Clinical Oncology issued new guidelines on Monday for the use
of hormone-based breast cancer drugs called aromatase
inhibitors.

They said most breast cancer patients past menopause should
consider taking an aromatase inhibitor at some point, either
right after surgery or after two to three years of the drug
tamoxifen.

“Women can take up to five years of an aromatase inhibitor
therapy,” ASCO said in a statement to be published in the
group’s Journal of Clinical Oncology.

Aromatase inhibitors include anastrozole, made by
AstraZeneca (AZN.L: ) under the brand name Arimidex, exemestane,
made by Pfizer Inc (PFE.N: ), under the brand name Aromasin and
Novartis’s (NOVN.VX: ) Femara or letrozole.

Breast cancer is the second-leading cause of cancer death
among U.S. women, after lung cancer. It kills 500,000 people
globally every year and is diagnosed in close to 1.3 million
people globally.

About 75 percent of these cancers are estrogen-receptor
positive, meaning they are driven by hormones. Tamoxifen was
the first drug to block the effects of estrogen and the
aromatase inhibitors are the next generation.

Studies have shown that women who took tamoxifen for 5
years were 50 percent less likely to have their cancer return
and the aromatase inhibitors have similar effects. But if a
breast cancer patient has not gone through menopause, tamoxifen
is the only safe hormone-based drug to take.

“One of the most important treatments for women with
postmenopausal breast cancer is anti-estrogen therapy,” ASCO’s
Dr. Harold Burstein, an oncologist at Harvard Medical School in
Boston, said in a statement.

“Our panel carefully reviewed the explosion of research
that has emerged in the past five years on anti-estrogen drugs,
and filled in gaps in our understanding of how best to use
these newer treatments, and what the trade-offs and side
effects of therapy would be.”

Some studies suggest it is safe to take tamoxifen and an
aromatase inhibitor — usually a pill taken daily — for as
long as 10 years in total, the panel said.

“While the two drug classes work differently, overall, most
women have relatively mild side effects on either drug,” ASCO
added.

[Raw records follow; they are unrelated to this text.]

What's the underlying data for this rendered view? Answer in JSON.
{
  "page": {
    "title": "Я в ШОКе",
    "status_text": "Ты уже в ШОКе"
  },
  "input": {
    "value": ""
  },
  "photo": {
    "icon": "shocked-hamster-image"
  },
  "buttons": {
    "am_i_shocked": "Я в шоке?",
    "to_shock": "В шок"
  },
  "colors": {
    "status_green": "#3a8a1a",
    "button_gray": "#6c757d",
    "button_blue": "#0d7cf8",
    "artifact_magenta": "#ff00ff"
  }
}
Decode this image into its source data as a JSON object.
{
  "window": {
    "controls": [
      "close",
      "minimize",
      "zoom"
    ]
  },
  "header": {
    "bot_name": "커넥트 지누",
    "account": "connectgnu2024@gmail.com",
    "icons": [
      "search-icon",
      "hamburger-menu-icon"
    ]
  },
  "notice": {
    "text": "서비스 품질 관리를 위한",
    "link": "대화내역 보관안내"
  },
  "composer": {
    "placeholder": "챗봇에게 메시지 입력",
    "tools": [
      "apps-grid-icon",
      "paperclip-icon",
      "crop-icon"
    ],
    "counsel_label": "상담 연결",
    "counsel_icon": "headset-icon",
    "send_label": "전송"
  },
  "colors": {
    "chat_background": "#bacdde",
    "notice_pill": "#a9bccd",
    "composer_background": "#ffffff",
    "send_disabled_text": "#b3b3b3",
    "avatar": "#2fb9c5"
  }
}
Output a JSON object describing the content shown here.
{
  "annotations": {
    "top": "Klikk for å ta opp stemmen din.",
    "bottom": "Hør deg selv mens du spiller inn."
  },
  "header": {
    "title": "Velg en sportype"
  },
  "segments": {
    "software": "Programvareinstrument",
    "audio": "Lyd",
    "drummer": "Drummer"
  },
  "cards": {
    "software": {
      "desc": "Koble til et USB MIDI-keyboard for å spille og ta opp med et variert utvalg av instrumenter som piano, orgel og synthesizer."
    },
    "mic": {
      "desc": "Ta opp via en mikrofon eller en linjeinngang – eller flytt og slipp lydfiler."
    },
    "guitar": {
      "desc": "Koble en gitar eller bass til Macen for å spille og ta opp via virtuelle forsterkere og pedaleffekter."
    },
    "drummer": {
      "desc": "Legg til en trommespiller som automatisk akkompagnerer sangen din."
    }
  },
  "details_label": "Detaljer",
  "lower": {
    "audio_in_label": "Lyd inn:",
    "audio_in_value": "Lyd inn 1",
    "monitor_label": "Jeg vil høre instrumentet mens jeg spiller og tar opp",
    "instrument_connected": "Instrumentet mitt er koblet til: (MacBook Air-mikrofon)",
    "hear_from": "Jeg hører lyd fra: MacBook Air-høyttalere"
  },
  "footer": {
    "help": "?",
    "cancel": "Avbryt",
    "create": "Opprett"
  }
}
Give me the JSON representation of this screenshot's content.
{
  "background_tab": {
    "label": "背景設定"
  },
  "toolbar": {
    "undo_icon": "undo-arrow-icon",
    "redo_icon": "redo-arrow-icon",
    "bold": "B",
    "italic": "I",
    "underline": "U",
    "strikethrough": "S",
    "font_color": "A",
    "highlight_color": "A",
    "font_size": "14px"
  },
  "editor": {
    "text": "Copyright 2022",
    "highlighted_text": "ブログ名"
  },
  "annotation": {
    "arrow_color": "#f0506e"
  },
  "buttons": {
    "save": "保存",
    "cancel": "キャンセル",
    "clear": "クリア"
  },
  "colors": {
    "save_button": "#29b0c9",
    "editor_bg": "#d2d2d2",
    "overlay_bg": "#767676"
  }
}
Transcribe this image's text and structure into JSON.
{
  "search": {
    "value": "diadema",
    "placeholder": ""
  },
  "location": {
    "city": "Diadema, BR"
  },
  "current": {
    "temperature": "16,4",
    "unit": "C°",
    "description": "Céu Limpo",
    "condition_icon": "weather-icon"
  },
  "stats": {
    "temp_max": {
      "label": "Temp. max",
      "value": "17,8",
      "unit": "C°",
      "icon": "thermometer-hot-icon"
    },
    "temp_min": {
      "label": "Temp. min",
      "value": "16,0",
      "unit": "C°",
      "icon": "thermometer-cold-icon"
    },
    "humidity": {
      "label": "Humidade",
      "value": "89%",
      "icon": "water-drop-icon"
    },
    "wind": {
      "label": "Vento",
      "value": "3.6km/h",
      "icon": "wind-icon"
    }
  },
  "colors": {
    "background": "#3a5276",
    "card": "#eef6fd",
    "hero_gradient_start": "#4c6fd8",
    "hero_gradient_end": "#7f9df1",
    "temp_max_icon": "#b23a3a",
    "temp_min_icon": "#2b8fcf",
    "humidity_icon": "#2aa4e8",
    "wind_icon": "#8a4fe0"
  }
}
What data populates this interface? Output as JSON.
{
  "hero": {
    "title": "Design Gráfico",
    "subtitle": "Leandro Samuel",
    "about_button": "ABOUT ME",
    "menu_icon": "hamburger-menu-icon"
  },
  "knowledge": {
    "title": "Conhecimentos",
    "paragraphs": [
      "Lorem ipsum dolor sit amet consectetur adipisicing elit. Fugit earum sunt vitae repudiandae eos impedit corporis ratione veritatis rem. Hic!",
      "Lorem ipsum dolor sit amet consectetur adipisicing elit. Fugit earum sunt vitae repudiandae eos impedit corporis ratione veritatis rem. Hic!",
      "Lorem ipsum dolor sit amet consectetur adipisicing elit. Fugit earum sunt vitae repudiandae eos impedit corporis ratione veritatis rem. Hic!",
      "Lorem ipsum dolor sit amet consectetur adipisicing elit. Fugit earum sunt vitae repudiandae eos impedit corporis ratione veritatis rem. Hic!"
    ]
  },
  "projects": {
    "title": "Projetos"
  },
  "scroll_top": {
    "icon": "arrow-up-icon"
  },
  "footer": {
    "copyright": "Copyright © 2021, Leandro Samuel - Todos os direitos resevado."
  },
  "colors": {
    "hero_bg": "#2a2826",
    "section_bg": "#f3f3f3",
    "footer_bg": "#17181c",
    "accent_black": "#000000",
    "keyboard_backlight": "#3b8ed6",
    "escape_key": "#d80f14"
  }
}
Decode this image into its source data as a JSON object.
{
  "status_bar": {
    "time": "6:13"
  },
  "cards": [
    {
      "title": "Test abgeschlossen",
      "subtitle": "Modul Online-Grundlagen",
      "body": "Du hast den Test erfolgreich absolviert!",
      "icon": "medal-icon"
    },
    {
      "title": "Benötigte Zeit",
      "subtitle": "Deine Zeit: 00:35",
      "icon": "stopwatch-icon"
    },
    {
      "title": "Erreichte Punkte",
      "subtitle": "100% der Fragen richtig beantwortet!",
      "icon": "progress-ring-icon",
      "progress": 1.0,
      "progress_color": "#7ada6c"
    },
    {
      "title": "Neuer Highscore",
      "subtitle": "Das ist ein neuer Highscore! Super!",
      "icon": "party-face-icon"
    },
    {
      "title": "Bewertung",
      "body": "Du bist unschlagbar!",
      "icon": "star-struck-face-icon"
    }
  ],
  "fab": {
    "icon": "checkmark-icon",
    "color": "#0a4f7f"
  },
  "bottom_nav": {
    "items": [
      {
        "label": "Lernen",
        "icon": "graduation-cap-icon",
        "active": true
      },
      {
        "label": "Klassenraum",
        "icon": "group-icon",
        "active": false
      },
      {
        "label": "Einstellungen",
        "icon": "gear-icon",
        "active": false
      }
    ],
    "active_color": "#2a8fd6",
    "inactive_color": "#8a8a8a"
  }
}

(Reporting by Maggie Fox; editing by Paul Simao)

UPDATE 1-US cancer group endorses newer breast cancer drugs